I recently finished Jane Mayer’s excellent new book The Dark Side: The Inside Story of How the War on Terror Turned into a War on American Ideals. I thought I couldn’t read another thing about Addington, Yoo, and company, but Mayer’s book drew me in, and taught me a lot. There’s a lot I’d like to highlight from the book and blog about, but probably won’t have time to get to. But here’s an interesting detail she mentions in passing. You may recall this exchange between John Yoo and John Conyers when Yoo was called to testify before the House Judiciary Committee recently:
Conyers: Could the President order a suspect buried alive?
Yoo: Uh, Mr. Chairman, I don’t think I’ve ever given advice that the President could order someone buried alive. . .
Conyers: I didn’t ask you if you ever gave him advice. I asked you thought the President could order a suspect buried alive.
Yoo: Well Chairman, my view right now is that I don’t think a President . . . no American President would ever have to order that or feel it necessary to order that.
Conyers: I think we understand the games that are being played.
I took Conyers’ question to be (useful) hyperbole, intended to draw out the virtually limitless theory of presidential power Yoo’s perspective entails–much like Professor David Cassell’s earlier question to Yoo: “If the president deems that he’s got to torture somebody, including by crushing the testicles of the person’s child, there is no law that can stop him?” Yet in the course of discussing acting OLC head Dan Levin’s attempt to draft a replacement memo for Yoo’s repudiated August 2002 torture memo, Mayer writes:
“Levin refused, however to give the administration carte blanche. He had heard rumors that his predecessor, John Yoo, had orally approved especially questionable CIA practices, including the use of mind-altering drugs and mock-burials.” (Emphasis added).
Sam Tanenhaus has a sidebar in today’s NYT Week in Review section called “When Reining in an Imperial President Was the Conservatives’ Cause.” “Odd though it may seem, ideological conservatives used to be fierce critics of “executive supremacy,” he writes.
Tanenhaus, a longtime student of conservative intellectual history, is absolutely right. In Cult, I have a section entitled “How Conservatives Learned to Stop Worrying and Love the Imperial Presidency,” that covers the ideological shift in detail. For a taste, click here.

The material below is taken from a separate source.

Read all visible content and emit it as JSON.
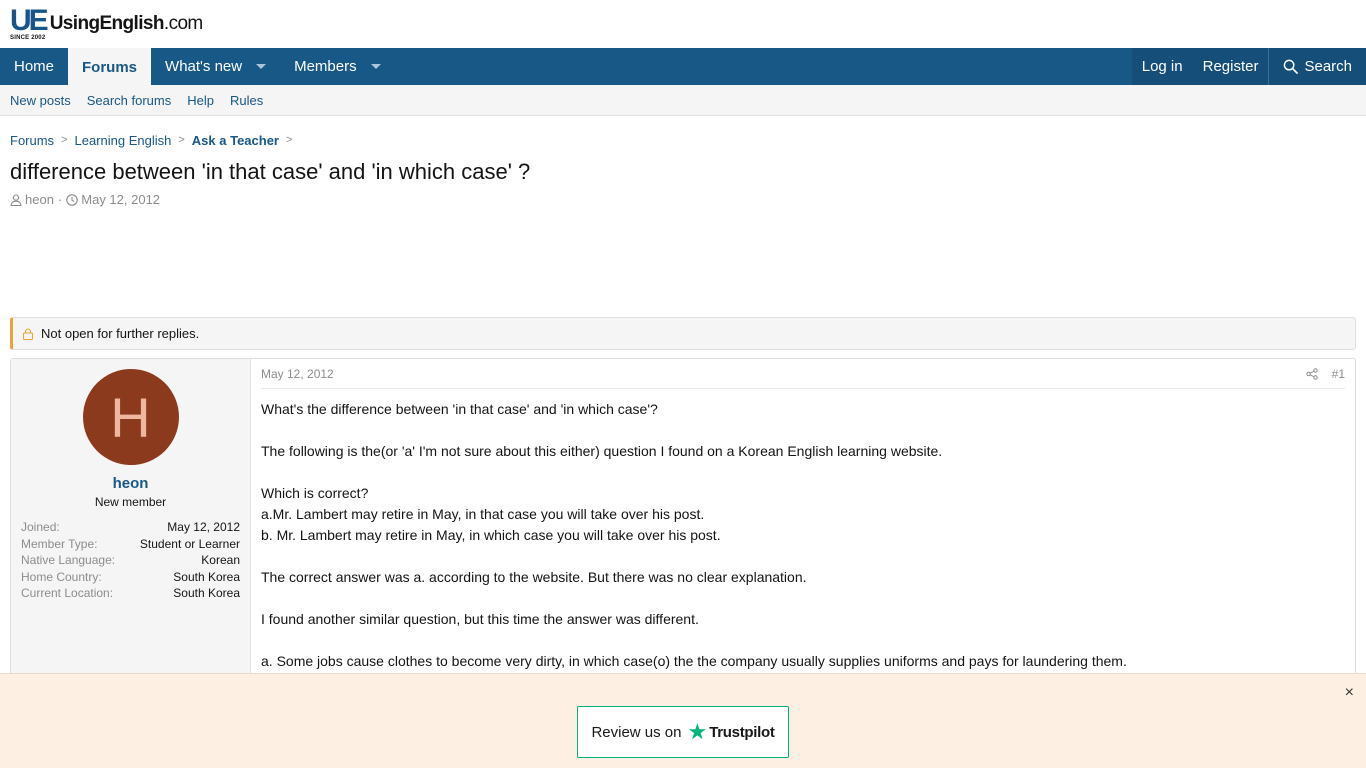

The right-wing intellectuals who coalesced around William F. Buckley’s National Review associated powerful presidents with activist liberalism: the New Deal, the New Frontier, the Great Society. Therre was a time when you could hear conservative heroes like Barry Goldwater say the sort of things that would get Sean Hannity to call for treason trials today. Goldwater wrote in 1964 that:
Some of the current worship of powerful executives may come from those who admire strength and accomplishment of any sort. Others hail the display of Presidential strength … simply because they approve of the result reached by the use of power. This is nothing less than the totalitarian philosophy that the end justifies the means…. If ever there was a philosophy of government totally at war with that of the Founding Fathers, it is this one.
Heck, it wasn’t too long ago that you could hear John Yoo complain about “The Imperial President Abroad” in the Clinton years.
I write a little bit about Kirk in the section of the book labeled “How Conservatives Learned to Stop Worrying and Love the Imperial Presidency.” Kirk, to his credit, was never really able to stop worrying. Search his name on the Heritage Foundation website and you’ll find some stuff that would get Sean Hannity and Rush Limbaugh to cry treason. Here’s Kirk in the wake of Gulf War I:
it would be ruinous for the Republicans to convert themselves into a party of high deeds in distant lands and higher taxes on the home front. Such a New World Order, like the Pax Romana, might create a wilderness and call it peace; at best, it would reduce the chocolate ration from thirty grams to twenty. And in the fullness of time, the angry peoples of the world would pull down the American Empire, despite its military ingenuity and its protestations of kindness and gentleness — even as the Soviet Empire is being pulled down today, thanks be to God.
I like this one, too (and quote it in the book):
The conservative endeavors to so limit and balance political power that anarchy or tyranny may not arise. in every age, nevertheless, men and women are tempted to overthrow the limitations upon power, for the sake of some fancied temporary advantage. It is characteristic of the radical that he thinks of power as a force for good–so long as the power falls into his hands. In the name of liberty, the French and Russian revolutionaries abolished the old restraints upon power; but power cannot be abolished; it always finds its way into someone’s hands. That power which the revolutionaries had thought oppressive in the hands of the old regime became many times as tyrannical in the hands of the radical new masters of the state.
Knowing human nature for a mixture of good and evil, the conservative does not put his trust in mere benevolence. Constitutional restrictions, political checks and balances, adequate enforcement of the laws, the old intricate web-of restraints upon will and appetite–these the conservative approves as instruments of freedom and order.
Man, remember conservatives? They used to believe stuff like that. Some of them still do, but they’re few and far between. Today Heritage’s Russell Kirk lecture goes to the likes of John Yoo. Seriously.